In Part I http://pingroof.com/article/half-year-review-the-world-awash-debt-part-i and Part II http://pingroof.com/article/half-year-review-the-world-awash-debt-part-ii, we explained why (in graphs and words) the issue of “Sovereign Debt” is the biggest, scariest, and most overriding issue from the first half of 2012. We have discussed European debt at length, and pointed out our unprecedented levels of U.S. Federal Debt. Now it is time to turn to the State of Illinois debt.
You know how often I have highlighted, and opined upon, Illinois’ high levels of debt. To look at the data on state debt and unfunded liability, one might think that increasing it was a “good” thing – since the actual decisions made in Springfield do such an outstanding job of just that! But the reality, as we know, is that excessive debt is a destructive thing. So let’s take a look at where we stand.
In order to keep as many of my own feelings out of this review as possible, I will rely exclusively on the report and data found in the official “Report on Illinois Sovereign Debt”, prepared by well-respected members of the state “Debt Advisory Board”, chaired by Henry J. Feinberg. http://www.kirk.senate.gov/files/ILdebtreport.pdf If I had to summarize the essence of this report in one sentence, cobbled together from the report, it would be this: “The trajectory of Illinois fiscal policy over the past decade has put the State on a path to insolvency… a classic ‘debt spiral’… as if it were paying off a mortgage loan with a credit card.”
The report does not mince words. In a letter to Senator Mark Kirk, Feinberg identifies the state’s seminal financial issue: “the consequences of a failure of Illinois leadership regarding spending and debt.” As a result of this failure, “Illinois has become a greater credit risk than almost any other state”, inevitably leading to investor demand for higher bond yields that cost the state higher interest payments than most other states. In fact, Illinois’ current debt service (interest) is $3 billion, approaching ten percent of its annual budget!
The report points out that, despite the unprecedented 67% increase in the state income tax rate (imposed to reduce state debt), the state’s debt continues to grow to new heights! Currently, Illinois’ unpaid bills are ten times higher than in 2002. Let’s summarize current aggregate “Effective Debt” for Illinois, Chicago, and Cook County (as published in the “Report”): Illinois — $31 billion; Cook County — $22 billion; Chicago — $63 billion. The total from all three levels is $116 billion.

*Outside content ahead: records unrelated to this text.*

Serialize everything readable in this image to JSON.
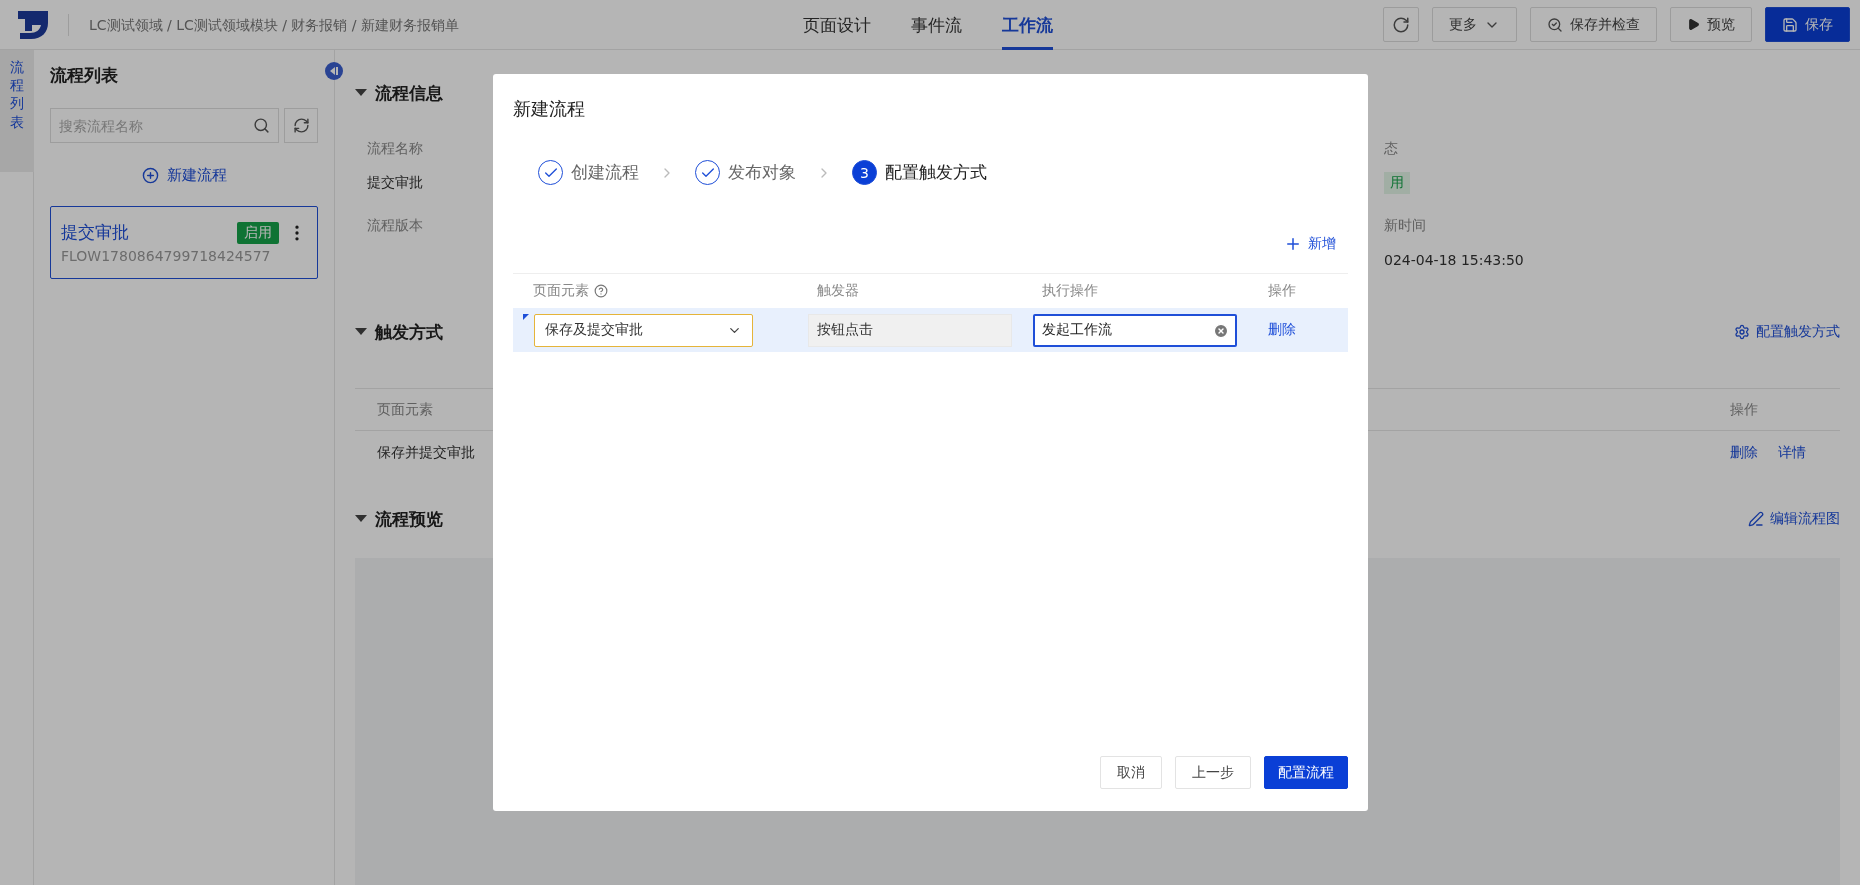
{
  "header": {
    "breadcrumb": "LC测试领域 / LC测试领域模块 / 财务报销 / 新建财务报销单",
    "tabs": [
      {
        "label": "页面设计",
        "selected": false
      },
      {
        "label": "事件流",
        "selected": false
      },
      {
        "label": "工作流",
        "selected": true
      }
    ],
    "buttons": [
      {
        "kind": "refresh"
      },
      {
        "kind": "dropdown",
        "label": "更多"
      },
      {
        "kind": "check",
        "label": "保存并检查"
      },
      {
        "kind": "play",
        "label": "预览"
      },
      {
        "kind": "save",
        "label": "保存"
      }
    ]
  },
  "side_tab": {
    "label": "流程列表",
    "selected": true
  },
  "sidebar": {
    "title": "流程列表",
    "search": {
      "placeholder": "搜索流程名称"
    },
    "new_button": "新建流程",
    "flows": [
      {
        "name": "提交审批",
        "code": "FLOW1780864799718424577",
        "status": "启用",
        "selected": true
      }
    ]
  },
  "flow_info": {
    "title": "流程信息",
    "expanded": true,
    "fields": [
      {
        "label": "流程名称",
        "value": "提交审批"
      },
      {
        "label": "流程版本"
      }
    ],
    "fields_right": [
      {
        "label": "态",
        "value": "用",
        "kind": "tag"
      },
      {
        "label": "新时间",
        "value": "024-04-18 15:43:50",
        "kind": "text"
      }
    ]
  },
  "trigger": {
    "title": "触发方式",
    "expanded": true,
    "action": "配置触发方式",
    "columns": [
      "页面元素",
      "操作"
    ],
    "rows": [
      {
        "element": "保存并提交审批",
        "actions": [
          "删除",
          "详情"
        ]
      }
    ]
  },
  "preview": {
    "title": "流程预览",
    "expanded": true,
    "action": "编辑流程图"
  },
  "modal": {
    "title": "新建流程",
    "steps": [
      {
        "label": "创建流程",
        "kind": "done"
      },
      {
        "label": "发布对象",
        "kind": "done"
      },
      {
        "number": "3",
        "label": "配置触发方式",
        "kind": "current"
      }
    ],
    "add": "新增",
    "columns": [
      "页面元素",
      "触发器",
      "执行操作",
      "操作"
    ],
    "rows": [
      {
        "element": "保存及提交审批",
        "trigger": "按钮点击",
        "action": "发起工作流",
        "delete": "删除",
        "modified": true
      }
    ],
    "buttons": [
      {
        "label": "取消",
        "kind": "default"
      },
      {
        "label": "上一步",
        "kind": "default"
      },
      {
        "label": "配置流程",
        "kind": "primary"
      }
    ]
  }
}
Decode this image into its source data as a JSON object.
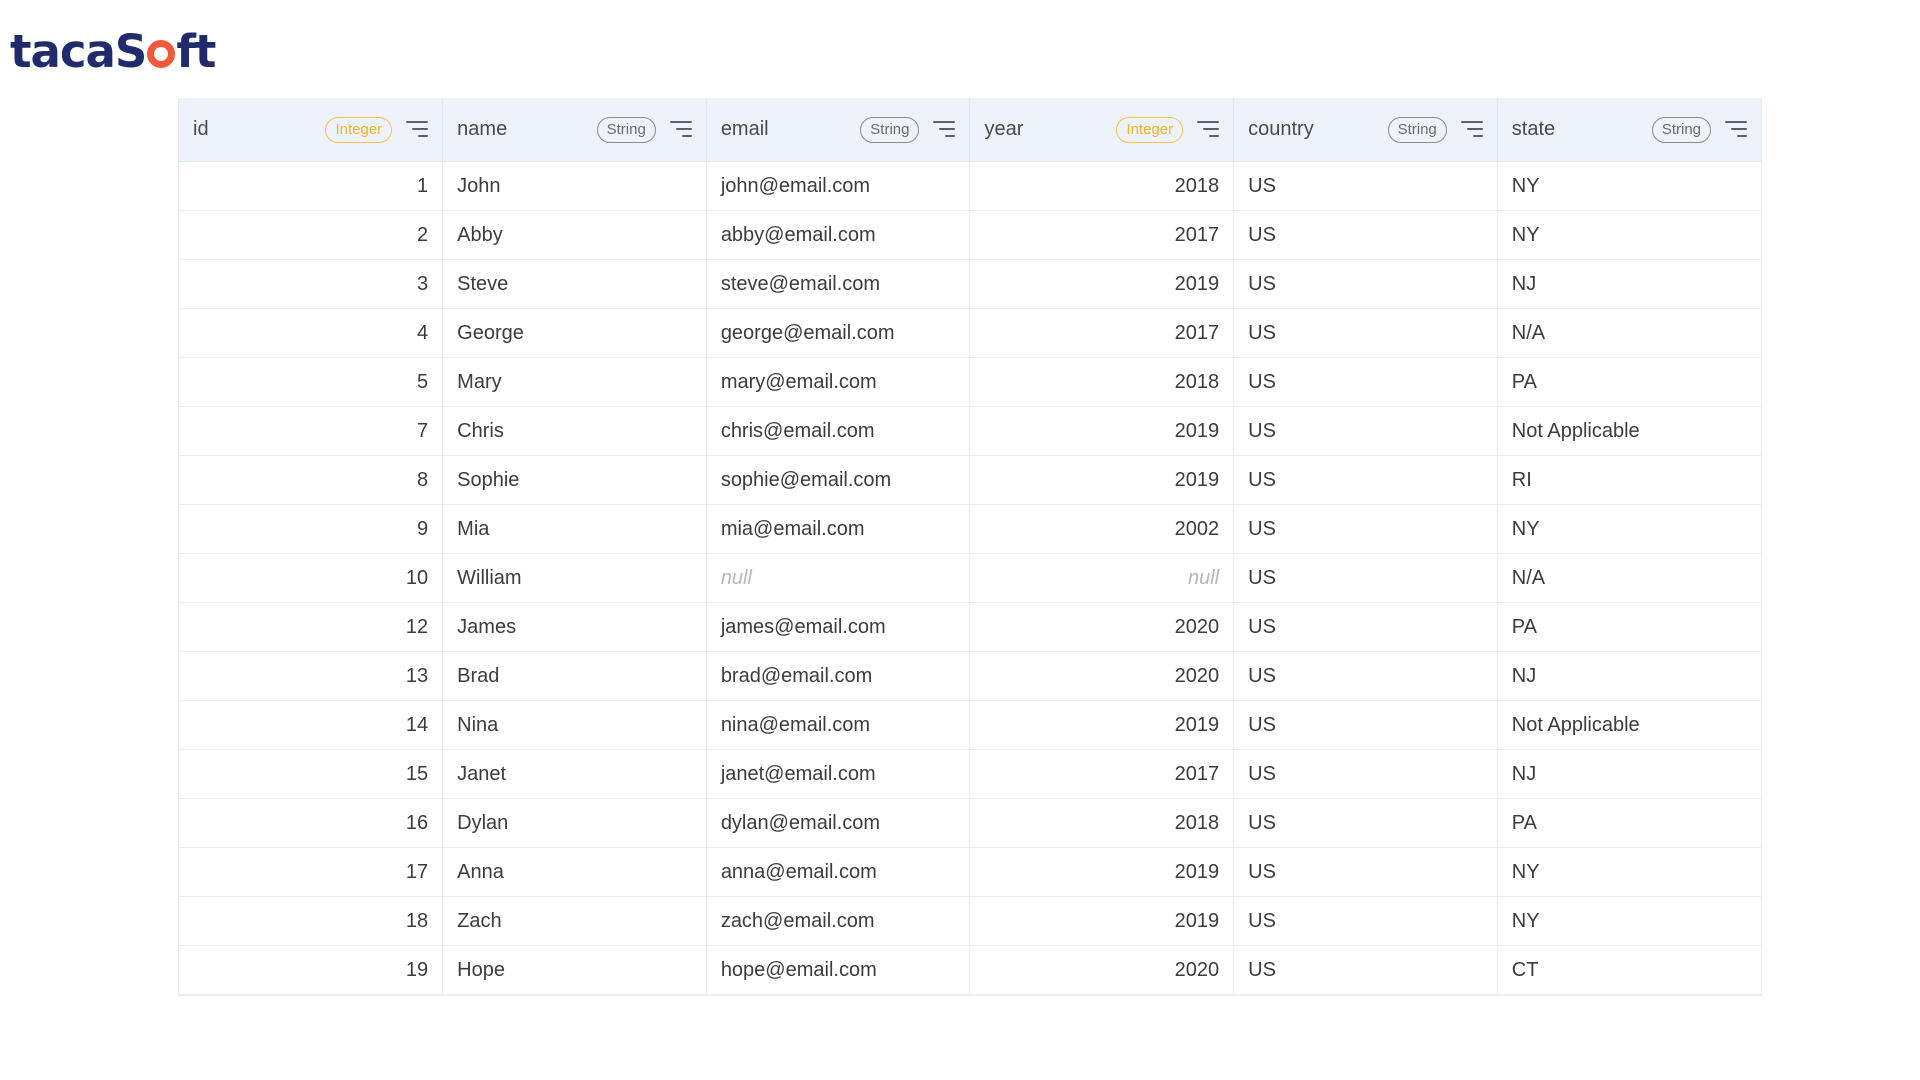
{
  "logo": {
    "part1": "taca",
    "part2": "S",
    "part3": "ft"
  },
  "columns": [
    {
      "name": "id",
      "type": "Integer"
    },
    {
      "name": "name",
      "type": "String"
    },
    {
      "name": "email",
      "type": "String"
    },
    {
      "name": "year",
      "type": "Integer"
    },
    {
      "name": "country",
      "type": "String"
    },
    {
      "name": "state",
      "type": "String"
    }
  ],
  "rows": [
    [
      "1",
      "John",
      "john@email.com",
      "2018",
      "US",
      "NY"
    ],
    [
      "2",
      "Abby",
      "abby@email.com",
      "2017",
      "US",
      "NY"
    ],
    [
      "3",
      "Steve",
      "steve@email.com",
      "2019",
      "US",
      "NJ"
    ],
    [
      "4",
      "George",
      "george@email.com",
      "2017",
      "US",
      "N/A"
    ],
    [
      "5",
      "Mary",
      "mary@email.com",
      "2018",
      "US",
      "PA"
    ],
    [
      "7",
      "Chris",
      "chris@email.com",
      "2019",
      "US",
      "Not Applicable"
    ],
    [
      "8",
      "Sophie",
      "sophie@email.com",
      "2019",
      "US",
      "RI"
    ],
    [
      "9",
      "Mia",
      "mia@email.com",
      "2002",
      "US",
      "NY"
    ],
    [
      "10",
      "William",
      "null",
      "null",
      "US",
      "N/A"
    ],
    [
      "12",
      "James",
      "james@email.com",
      "2020",
      "US",
      "PA"
    ],
    [
      "13",
      "Brad",
      "brad@email.com",
      "2020",
      "US",
      "NJ"
    ],
    [
      "14",
      "Nina",
      "nina@email.com",
      "2019",
      "US",
      "Not Applicable"
    ],
    [
      "15",
      "Janet",
      "janet@email.com",
      "2017",
      "US",
      "NJ"
    ],
    [
      "16",
      "Dylan",
      "dylan@email.com",
      "2018",
      "US",
      "PA"
    ],
    [
      "17",
      "Anna",
      "anna@email.com",
      "2019",
      "US",
      "NY"
    ],
    [
      "18",
      "Zach",
      "zach@email.com",
      "2019",
      "US",
      "NY"
    ],
    [
      "19",
      "Hope",
      "hope@email.com",
      "2020",
      "US",
      "CT"
    ]
  ],
  "colors": {
    "brand_navy": "#1f2b6b",
    "brand_orange": "#ef5b3a",
    "integer_badge": "#f0b428",
    "string_badge": "#6b6b6b",
    "header_bg": "#eef3fb",
    "null_text": "#b8b8b8"
  },
  "icons": {
    "sort": "sort-lines-icon"
  }
}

These are staggering numbers, so staggering that we can’t comprehend them. Therefore, let’s put it in terms we’ll easily understand. If that debt came due tomorrow, each Chicago household would owe: $59,822 to cover Chicago debt; $11,607 to cover Cook County debt; $6,615 to cover Illinois debt. The total of all three for each household is $78,044!
Those figures might lead you to shrug off the state debt as relatively minimal. However, the above figures do not include $31.4 billion in state bonded debt and at least $83 billion in unfunded public pension liability! (Many experts are convinced that the actual unfunded liability is much higher.) We have watched Wisconsin struggle through two years of political crisis over such debt matters. In that light, it is germane to note that, according to Standard and Poor’s, Illinois’ per capita debt and unfunded liabilities total three times that of Wisconsin or Michigan, and more than twice that of Iowa, Indiana, or Missouri! The amount each Illinois household owes for just this accumulated future debt is: $24,000 per household!
Given the above, it should be no surprise that the population in Wisconsin, Indiana, and Missouri is growing twice as fast as in Illinois. It’s also no surprise that this failure of state leadership has transformed Illinois from its former status as the country’s seventeenth largest economy into the state with the forty-eighth worst business climate. This appalling failure of state political leadership has brought our state debts “to levels comparable to Portugal, Ireland, Greece, and Spain!”
What should we do about this? All I can tell you with certainty is that if nothing is done to reverse this debt spiral, our children and grandchildren will: “be subject to a kind of economic serfdom born of the indebtedness this generation incurred, but didn’t have the courage to pay.”